Speaker: Melvin E. Anderson
This lecture examines my experience using quantitative models for understanding dose-response relationships, as well as touching on pharmacokinetics, pharmacodynamics, and new directions in cell pathway based models. Instead of postdoctoral work on shark hemoglobin, military service directed me to assess the toxicity of chemicals found onboard nuclear submarines. Training in modeling small and large molecule kinetics led me to question why probit analyses were used for dose response, why the logarithm of inhaled concentration is a measure of dose, and what is the relationship expected between inhaled concentration and chemical in tissue or between the amount of chemical and response? The main lessons of a long career are that models require us to state our ideas clearly and quantitatively and then to see if our ideas are correct or in need of revision.
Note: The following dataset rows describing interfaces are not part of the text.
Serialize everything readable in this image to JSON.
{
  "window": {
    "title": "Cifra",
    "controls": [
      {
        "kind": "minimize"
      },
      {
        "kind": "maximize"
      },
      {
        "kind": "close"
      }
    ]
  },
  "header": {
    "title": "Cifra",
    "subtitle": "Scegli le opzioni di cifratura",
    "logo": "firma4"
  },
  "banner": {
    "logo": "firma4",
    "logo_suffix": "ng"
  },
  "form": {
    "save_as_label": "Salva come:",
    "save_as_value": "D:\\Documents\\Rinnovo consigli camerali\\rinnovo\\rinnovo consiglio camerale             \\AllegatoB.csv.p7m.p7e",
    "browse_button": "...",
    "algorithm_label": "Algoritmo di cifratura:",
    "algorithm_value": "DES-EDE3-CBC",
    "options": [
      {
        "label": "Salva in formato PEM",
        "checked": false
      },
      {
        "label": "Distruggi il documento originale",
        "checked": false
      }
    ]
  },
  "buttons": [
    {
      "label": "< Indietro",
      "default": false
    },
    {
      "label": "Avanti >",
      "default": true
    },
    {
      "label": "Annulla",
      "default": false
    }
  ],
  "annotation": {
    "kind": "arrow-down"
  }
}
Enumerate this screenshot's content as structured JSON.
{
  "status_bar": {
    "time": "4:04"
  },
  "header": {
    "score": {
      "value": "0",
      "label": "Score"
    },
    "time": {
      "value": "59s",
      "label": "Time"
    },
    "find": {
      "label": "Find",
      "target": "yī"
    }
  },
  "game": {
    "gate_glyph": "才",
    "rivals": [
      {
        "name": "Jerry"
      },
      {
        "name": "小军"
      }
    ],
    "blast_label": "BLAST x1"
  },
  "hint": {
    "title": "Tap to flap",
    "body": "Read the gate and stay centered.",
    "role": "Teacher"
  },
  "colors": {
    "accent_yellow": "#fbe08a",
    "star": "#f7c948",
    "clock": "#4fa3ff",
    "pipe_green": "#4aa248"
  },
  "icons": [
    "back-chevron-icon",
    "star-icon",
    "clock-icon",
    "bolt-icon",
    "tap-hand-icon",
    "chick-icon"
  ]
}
The use of these models repeatedly shows that it is even more important to know our ideas are wrong than simply to think they might be right.